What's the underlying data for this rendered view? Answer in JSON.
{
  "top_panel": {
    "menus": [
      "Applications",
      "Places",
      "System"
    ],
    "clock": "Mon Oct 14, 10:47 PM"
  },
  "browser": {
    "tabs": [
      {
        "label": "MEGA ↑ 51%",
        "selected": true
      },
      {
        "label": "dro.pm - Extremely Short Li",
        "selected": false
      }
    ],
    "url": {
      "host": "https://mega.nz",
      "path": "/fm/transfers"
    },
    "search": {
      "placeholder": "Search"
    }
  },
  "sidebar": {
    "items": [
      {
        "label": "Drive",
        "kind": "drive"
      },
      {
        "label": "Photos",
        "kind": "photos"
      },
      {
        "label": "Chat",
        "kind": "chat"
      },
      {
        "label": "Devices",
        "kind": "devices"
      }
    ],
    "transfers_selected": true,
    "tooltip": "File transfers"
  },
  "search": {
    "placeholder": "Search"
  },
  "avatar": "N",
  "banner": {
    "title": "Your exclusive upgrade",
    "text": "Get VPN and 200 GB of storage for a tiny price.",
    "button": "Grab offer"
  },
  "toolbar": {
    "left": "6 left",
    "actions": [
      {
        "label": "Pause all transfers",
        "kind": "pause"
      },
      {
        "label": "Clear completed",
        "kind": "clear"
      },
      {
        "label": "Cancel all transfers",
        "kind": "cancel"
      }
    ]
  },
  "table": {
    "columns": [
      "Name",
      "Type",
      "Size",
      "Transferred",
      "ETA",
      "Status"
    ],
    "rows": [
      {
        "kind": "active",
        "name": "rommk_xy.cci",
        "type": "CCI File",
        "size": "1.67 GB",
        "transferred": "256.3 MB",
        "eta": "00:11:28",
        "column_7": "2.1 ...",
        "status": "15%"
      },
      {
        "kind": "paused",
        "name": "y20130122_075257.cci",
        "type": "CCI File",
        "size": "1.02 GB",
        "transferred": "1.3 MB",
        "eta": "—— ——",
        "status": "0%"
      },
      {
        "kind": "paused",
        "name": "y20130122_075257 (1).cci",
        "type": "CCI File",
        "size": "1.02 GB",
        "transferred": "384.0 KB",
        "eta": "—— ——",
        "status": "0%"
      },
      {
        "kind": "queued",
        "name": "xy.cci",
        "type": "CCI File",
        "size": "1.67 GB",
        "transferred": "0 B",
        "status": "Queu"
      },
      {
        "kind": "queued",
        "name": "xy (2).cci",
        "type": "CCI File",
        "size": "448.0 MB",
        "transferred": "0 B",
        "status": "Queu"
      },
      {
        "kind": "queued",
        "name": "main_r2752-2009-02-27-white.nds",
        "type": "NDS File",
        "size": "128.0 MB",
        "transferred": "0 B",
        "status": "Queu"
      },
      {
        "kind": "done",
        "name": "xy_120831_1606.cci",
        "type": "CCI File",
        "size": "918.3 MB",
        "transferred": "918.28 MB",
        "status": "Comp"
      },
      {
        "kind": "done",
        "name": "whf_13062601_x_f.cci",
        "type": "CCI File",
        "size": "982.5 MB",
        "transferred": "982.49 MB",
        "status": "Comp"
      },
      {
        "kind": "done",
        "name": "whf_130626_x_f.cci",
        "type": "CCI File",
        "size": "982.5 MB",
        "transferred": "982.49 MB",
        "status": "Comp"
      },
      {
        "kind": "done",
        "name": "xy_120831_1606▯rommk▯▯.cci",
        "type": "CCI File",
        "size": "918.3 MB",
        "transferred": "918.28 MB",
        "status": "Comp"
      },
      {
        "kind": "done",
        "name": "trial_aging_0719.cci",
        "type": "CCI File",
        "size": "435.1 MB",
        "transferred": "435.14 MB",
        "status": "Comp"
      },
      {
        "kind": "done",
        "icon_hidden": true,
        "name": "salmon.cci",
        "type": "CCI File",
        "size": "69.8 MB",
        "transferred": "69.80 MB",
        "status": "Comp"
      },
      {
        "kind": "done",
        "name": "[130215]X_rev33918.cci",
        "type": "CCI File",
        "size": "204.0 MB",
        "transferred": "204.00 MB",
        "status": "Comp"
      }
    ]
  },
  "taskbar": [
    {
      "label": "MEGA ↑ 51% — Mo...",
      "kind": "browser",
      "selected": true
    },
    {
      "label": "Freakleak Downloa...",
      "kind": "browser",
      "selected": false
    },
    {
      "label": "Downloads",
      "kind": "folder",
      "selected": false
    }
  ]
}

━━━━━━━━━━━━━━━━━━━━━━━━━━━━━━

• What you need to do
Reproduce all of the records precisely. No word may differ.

• Answer section
What's the underlying data for this rendered view? Answer in JSON.
{
  "top_panel": {
    "menus": [
      "Applications",
      "Places",
      "System"
    ],
    "clock": "Mon Oct 14, 10:47 PM"
  },
  "browser": {
    "tabs": [
      {
        "label": "MEGA ↑ 51%",
        "selected": true
      },
      {
        "label": "dro.pm - Extremely Short Li",
        "selected": false
      }
    ],
    "url": {
      "host": "https://mega.nz",
      "path": "/fm/transfers"
    },
    "search": {
      "placeholder": "Search"
    }
  },
  "sidebar": {
    "items": [
      {
        "label": "Drive",
        "kind": "drive"
      },
      {
        "label": "Photos",
        "kind": "photos"
      },
      {
        "label": "Chat",
        "kind": "chat"
      },
      {
        "label": "Devices",
        "kind": "devices"
      }
    ],
    "transfers_selected": true,
    "tooltip": "File transfers"
  },
  "search": {
    "placeholder": "Search"
  },
  "avatar": "N",
  "banner": {
    "title": "Your exclusive upgrade",
    "text": "Get VPN and 200 GB of storage for a tiny price.",
    "button": "Grab offer"
  },
  "toolbar": {
    "left": "6 left",
    "actions": [
      {
        "label": "Pause all transfers",
        "kind": "pause"
      },
      {
        "label": "Clear completed",
        "kind": "clear"
      },
      {
        "label": "Cancel all transfers",
        "kind": "cancel"
      }
    ]
  },
  "table": {
    "columns": [
      "Name",
      "Type",
      "Size",
      "Transferred",
      "ETA",
      "Status"
    ],
    "rows": [
      {
        "kind": "active",
        "name": "rommk_xy.cci",
        "type": "CCI File",
        "size": "1.67 GB",
        "transferred": "256.3 MB",
        "eta": "00:11:28",
        "column_7": "2.1 ...",
        "status": "15%"
      },
      {
        "kind": "paused",
        "name": "y20130122_075257.cci",
        "type": "CCI File",
        "size": "1.02 GB",
        "transferred": "1.3 MB",
        "eta": "—— ——",
        "status": "0%"
      },
      {
        "kind": "paused",
        "name": "y20130122_075257 (1).cci",
        "type": "CCI File",
        "size": "1.02 GB",
        "transferred": "384.0 KB",
        "eta": "—— ——",
        "status": "0%"
      },
      {
        "kind": "queued",
        "name": "xy.cci",
        "type": "CCI File",
        "size": "1.67 GB",
        "transferred": "0 B",
        "status": "Queu"
      },
      {
        "kind": "queued",
        "name": "xy (2).cci",
        "type": "CCI File",
        "size": "448.0 MB",
        "transferred": "0 B",
        "status": "Queu"
      },
      {
        "kind": "queued",
        "name": "main_r2752-2009-02-27-white.nds",
        "type": "NDS File",
        "size": "128.0 MB",
        "transferred": "0 B",
        "status": "Queu"
      },
      {
        "kind": "done",
        "name": "xy_120831_1606.cci",
        "type": "CCI File",
        "size": "918.3 MB",
        "transferred": "918.28 MB",
        "status": "Comp"
      },
      {
        "kind": "done",
        "name": "whf_13062601_x_f.cci",
        "type": "CCI File",
        "size": "982.5 MB",
        "transferred": "982.49 MB",
        "status": "Comp"
      },
      {
        "kind": "done",
        "name": "whf_130626_x_f.cci",
        "type": "CCI File",
        "size": "982.5 MB",
        "transferred": "982.49 MB",
        "status": "Comp"
      },
      {
        "kind": "done",
        "name": "xy_120831_1606▯rommk▯▯.cci",
        "type": "CCI File",
        "size": "918.3 MB",
        "transferred": "918.28 MB",
        "status": "Comp"
      },
      {
        "kind": "done",
        "name": "trial_aging_0719.cci",
        "type": "CCI File",
        "size": "435.1 MB",
        "transferred": "435.14 MB",
        "status": "Comp"
      },
      {
        "kind": "done",
        "icon_hidden": true,
        "name": "salmon.cci",
        "type": "CCI File",
        "size": "69.8 MB",
        "transferred": "69.80 MB",
        "status": "Comp"
      },
      {
        "kind": "done",
        "name": "[130215]X_rev33918.cci",
        "type": "CCI File",
        "size": "204.0 MB",
        "transferred": "204.00 MB",
        "status": "Comp"
      }
    ]
  },
  "taskbar": [
    {
      "label": "MEGA ↑ 51% — Mo...",
      "kind": "browser",
      "selected": true
    },
    {
      "label": "Freakleak Downloa...",
      "kind": "browser",
      "selected": false
    },
    {
      "label": "Downloads",
      "kind": "folder",
      "selected": false
    }
  ]
}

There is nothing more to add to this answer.